What’s Changed in 2015: Really not a ton besides the departure of Eddie Royal, which can only help Allen’s cause. Allen apparently coasted a little bit in 2014 after such a successful rookie year, but seems to be back on track this offseason after seeing that the NFL isn’t as easy as it appeared in 2013. Stevie Johnson has been added to the mix as well, but doesn’t appear to be a threat to Allen’s near-monopoly on slot work in the Chargers’ quick-hitting offense. Roddy White, last year’s WR21, finished with a 80-921-7 statline. Health permitting, that is going to be Allen’s absolute floor in 2015.

TE: Jason Witten

2014 Apex ADP: 7.03 (TE6)

2014 Fantasy Finish: TE9

2015 MFL10 ADP: 11.08 (TE13)

What Went Wrong in 2014: I’m hard-pressed to say anything went wrong, per se, with Jason Witten. Boosted by an elite offensive line, a fantastic running game and sublime gameplanning, the Cowboys’ offense was one of the very best and most efficient in the NFL. From 2011-2013, Tony Romo averaged over 36 pass attempts per game. That number decreased by an unbelievable 20% in 2014 as the Cowboys ranked 31st in passes attempted. Although Witten still finished as a top-nine TE, he was never considered a fantasy “asset” as the passing game volume simply decreased in Dallas.

What’s Changed in 2015: Almost nothing besides the departure of DeMarco Murray. But that could have a gigantic impact on the entire Cowboys offense as the “as long as you have an elite offensive line, running backs don’t matter” theory is tested. The offensive line indeed remains elite, but many (including myself) doubt that Joseph Randle and a shockingly ineffective Darren McFadden can be bellcow backs capable of carrying the load that Murray did. Lance Dunbar is a tiny scatback, while Ryan Williams is in danger of not even making the team.

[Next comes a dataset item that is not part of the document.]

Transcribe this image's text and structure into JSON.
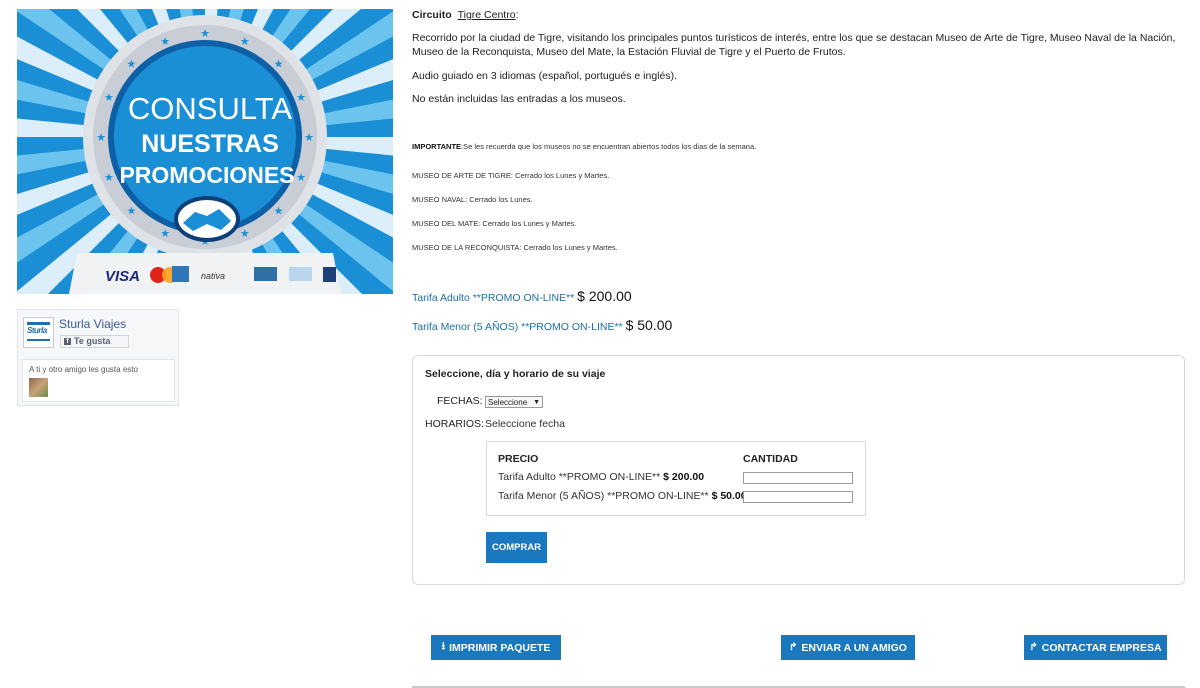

Things went perfectly according to plan in Dallas last year, and rarely ever do plans go perfectly two years in a row. Odds are, Romo is going to return to the mid-500s in pass attempts while Witten’s role doesn’t change too much. Let’s take a look at the percentage of Romo’s targets Witten has received the past four seasons:

YearPercent of Romo's Targets

While it may appear to the naked eye that 2014 was the beginning of Witten’s steep decline, his target percentage is pretty close to what it has been the past four seasons. He still scored his patented five touchdowns in 2014 (he averaged 5.3 from 2011-2013), and with so much annual uncertainty and guesswork with fantasy football tight ends you could do a lot worse than a near-guaranteed top-10 floor. Going as TE13, gobble him up in the 10th or 11th round while stacking your WR and RB depth in the beginning of your draft.